This morning here at the Visitor Information Centre we recieved a group of tourists that were frustrated with the fact that they had not viewed a Spirit Bear and were questioning if they even exist! I have grown up in Terrace and recall only seeing one once as a small child on the Nass Hwy. Point being, they do exist and it is at those rare occasions that you are graced with a snapshot of their mysterious presence.
The Kermode bear, Ursus americanus kermodei, is a black bear with a white coat. Spirit bears are rare because it takes a fully recessive gene code to create the white coat, this combination only accounts for around 10% of the bear population in the area. The function of the white coat versus the dominant black coat is unknown, however the First Nations people have stories passed down through their oral history of how the Spirit bear was better suited for the snow-covered landscape.

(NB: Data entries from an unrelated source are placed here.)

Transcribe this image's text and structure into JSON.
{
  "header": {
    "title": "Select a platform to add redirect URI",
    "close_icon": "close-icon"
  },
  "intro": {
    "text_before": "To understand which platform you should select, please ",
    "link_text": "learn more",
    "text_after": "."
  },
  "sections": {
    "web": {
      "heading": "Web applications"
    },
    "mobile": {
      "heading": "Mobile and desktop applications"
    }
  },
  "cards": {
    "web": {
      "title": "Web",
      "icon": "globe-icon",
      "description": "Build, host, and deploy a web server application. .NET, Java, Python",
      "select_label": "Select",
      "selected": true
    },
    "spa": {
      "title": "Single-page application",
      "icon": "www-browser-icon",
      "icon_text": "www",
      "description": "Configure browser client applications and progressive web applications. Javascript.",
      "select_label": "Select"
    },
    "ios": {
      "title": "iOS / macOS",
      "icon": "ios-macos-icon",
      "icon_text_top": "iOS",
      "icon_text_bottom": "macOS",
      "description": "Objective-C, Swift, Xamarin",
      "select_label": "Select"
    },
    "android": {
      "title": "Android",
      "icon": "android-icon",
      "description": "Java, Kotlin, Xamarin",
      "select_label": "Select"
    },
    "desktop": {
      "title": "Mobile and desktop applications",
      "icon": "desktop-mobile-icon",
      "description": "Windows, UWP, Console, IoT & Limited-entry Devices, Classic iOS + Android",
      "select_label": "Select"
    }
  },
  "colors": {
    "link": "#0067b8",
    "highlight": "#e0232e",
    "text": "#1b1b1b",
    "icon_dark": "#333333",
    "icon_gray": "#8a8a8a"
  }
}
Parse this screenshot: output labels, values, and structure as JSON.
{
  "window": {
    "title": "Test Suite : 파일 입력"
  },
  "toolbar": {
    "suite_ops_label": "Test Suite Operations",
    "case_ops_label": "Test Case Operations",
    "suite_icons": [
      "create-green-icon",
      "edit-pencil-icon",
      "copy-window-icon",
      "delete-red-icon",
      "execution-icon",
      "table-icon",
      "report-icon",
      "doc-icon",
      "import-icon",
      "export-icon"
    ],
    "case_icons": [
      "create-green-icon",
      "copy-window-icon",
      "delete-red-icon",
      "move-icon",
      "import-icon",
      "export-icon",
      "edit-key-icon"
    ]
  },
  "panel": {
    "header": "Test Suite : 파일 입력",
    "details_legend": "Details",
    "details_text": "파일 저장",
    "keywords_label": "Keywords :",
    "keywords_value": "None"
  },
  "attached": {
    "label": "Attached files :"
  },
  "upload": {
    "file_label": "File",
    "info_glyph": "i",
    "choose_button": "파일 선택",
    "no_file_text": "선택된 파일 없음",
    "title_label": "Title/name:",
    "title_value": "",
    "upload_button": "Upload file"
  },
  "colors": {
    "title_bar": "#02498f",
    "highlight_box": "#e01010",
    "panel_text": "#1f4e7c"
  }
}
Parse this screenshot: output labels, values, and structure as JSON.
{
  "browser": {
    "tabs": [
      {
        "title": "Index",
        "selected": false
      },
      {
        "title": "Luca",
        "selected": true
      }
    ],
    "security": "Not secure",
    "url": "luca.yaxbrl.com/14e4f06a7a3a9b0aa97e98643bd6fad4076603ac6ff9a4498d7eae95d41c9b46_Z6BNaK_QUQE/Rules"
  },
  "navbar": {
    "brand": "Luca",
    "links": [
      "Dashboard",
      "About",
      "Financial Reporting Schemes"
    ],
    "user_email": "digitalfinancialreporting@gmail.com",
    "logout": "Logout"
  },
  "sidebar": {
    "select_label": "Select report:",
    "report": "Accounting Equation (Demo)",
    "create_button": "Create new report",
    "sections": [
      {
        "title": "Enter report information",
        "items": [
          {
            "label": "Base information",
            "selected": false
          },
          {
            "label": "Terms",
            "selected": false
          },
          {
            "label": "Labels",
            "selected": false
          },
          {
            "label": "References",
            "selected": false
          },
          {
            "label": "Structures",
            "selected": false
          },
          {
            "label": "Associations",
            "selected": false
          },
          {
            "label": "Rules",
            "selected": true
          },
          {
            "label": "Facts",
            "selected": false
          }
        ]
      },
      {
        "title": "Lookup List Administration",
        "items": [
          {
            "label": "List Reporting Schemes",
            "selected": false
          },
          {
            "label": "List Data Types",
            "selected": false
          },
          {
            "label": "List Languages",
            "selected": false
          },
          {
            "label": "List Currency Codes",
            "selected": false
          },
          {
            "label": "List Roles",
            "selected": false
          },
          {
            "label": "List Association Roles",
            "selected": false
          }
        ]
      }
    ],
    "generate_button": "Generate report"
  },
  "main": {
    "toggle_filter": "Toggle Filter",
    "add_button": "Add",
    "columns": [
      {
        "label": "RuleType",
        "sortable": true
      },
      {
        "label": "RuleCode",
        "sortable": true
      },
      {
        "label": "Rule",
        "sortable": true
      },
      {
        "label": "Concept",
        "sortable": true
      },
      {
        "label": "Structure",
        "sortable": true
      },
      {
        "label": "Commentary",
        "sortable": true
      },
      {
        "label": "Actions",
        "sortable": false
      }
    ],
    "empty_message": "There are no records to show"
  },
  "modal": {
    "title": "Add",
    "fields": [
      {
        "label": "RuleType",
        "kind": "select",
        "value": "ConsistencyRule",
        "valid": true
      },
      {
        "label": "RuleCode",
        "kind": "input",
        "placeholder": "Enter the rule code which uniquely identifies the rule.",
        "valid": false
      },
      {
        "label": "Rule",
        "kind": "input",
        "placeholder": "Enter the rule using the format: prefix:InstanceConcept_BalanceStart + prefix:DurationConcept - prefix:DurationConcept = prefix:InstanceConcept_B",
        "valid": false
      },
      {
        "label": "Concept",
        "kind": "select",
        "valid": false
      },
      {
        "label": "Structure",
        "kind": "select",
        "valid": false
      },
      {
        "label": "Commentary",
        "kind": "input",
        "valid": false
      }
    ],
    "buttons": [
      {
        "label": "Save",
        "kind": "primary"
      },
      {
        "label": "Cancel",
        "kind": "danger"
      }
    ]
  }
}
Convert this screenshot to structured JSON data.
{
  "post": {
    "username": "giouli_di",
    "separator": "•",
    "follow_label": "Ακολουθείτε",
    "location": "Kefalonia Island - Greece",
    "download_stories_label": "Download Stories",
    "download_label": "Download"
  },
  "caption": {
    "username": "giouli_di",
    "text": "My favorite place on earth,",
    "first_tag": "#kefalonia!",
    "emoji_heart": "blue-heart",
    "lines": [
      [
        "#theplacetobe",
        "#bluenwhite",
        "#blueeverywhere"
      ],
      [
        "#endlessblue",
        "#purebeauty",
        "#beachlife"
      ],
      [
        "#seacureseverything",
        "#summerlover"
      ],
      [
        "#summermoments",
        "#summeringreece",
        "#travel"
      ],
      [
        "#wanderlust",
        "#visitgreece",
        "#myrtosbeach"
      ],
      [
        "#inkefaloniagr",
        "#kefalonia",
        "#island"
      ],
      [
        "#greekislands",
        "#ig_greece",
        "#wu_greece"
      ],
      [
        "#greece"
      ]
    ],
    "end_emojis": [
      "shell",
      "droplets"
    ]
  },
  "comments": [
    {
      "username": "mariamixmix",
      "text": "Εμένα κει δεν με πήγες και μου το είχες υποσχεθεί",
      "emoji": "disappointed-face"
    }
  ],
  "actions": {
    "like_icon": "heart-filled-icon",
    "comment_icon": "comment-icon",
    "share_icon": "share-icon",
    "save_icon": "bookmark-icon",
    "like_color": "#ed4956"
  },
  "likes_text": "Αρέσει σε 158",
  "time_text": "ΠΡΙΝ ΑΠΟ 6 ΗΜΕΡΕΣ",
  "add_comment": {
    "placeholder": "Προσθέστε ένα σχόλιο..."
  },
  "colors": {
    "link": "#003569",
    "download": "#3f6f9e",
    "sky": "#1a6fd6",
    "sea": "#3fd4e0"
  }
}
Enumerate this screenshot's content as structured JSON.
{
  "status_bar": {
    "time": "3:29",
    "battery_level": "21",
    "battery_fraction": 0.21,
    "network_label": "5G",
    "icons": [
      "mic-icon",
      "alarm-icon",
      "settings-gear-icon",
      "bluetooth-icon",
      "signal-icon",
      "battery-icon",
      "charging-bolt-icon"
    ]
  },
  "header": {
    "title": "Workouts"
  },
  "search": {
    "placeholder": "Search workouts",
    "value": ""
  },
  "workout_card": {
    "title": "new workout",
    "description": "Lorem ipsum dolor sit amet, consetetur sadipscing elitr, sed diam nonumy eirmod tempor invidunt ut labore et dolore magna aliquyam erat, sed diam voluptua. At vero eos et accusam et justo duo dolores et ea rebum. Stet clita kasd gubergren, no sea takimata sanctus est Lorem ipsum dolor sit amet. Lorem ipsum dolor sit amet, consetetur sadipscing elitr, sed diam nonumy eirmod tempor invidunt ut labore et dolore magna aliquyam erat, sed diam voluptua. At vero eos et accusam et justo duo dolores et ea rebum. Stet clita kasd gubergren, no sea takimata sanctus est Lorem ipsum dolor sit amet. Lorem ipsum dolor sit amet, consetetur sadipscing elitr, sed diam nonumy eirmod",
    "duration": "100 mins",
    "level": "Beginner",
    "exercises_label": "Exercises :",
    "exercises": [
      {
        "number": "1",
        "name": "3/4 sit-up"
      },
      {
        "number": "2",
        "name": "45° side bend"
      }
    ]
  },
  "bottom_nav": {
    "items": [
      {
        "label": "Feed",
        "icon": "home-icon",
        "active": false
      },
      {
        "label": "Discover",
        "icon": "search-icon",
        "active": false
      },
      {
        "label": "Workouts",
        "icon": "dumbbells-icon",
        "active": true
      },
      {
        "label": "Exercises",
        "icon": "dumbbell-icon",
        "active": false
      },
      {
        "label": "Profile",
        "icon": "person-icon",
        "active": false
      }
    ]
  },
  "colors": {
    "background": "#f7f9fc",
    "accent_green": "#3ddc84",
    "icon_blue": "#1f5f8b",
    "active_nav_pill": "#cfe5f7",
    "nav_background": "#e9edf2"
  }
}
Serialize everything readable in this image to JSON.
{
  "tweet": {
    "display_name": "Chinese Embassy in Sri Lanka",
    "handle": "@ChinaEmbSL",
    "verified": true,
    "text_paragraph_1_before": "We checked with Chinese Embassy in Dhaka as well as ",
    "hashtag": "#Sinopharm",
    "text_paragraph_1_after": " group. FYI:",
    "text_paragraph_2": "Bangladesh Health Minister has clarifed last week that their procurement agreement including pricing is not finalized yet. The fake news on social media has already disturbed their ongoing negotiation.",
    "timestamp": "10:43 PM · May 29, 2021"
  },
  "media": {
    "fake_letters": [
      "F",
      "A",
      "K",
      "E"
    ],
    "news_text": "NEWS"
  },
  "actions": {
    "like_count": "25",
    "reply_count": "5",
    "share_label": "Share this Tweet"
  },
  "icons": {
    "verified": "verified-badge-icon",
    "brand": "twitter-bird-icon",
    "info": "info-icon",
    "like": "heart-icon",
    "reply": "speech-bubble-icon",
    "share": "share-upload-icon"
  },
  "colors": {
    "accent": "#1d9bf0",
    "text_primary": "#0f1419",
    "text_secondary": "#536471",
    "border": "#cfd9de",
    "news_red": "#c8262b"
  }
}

A current hypothesis researched by scientists Dan Klinka and Tom Reimchen of the University of Victoria reveals a different significance to the white coated bears. They found that the salmon capture of the white bears to be significantly higher during the daylight versus the black bear. They also investigated salmon behaviour to black and white objects by using different coloured objects in the streams. No difference between black and white objects was found during the night, however during daylight salmon were twice as evasive to the black versus white objects. In summary, this tells us the white bear is more successful hunting salmon during the day than the black bear. This research is a hypothesis to help us understand why we have the Kermode bears living among the Black bears.
So don't be discouraged if you travel to the Terrace region and never see a Spirit Bear. Just be sure to have your camera at the ready!
If anyone is interested in reading the article by the scientists mentioned about it can be found published in Biological Journal of the Linnean Society, 2009, Volume 98, pp. 479-488.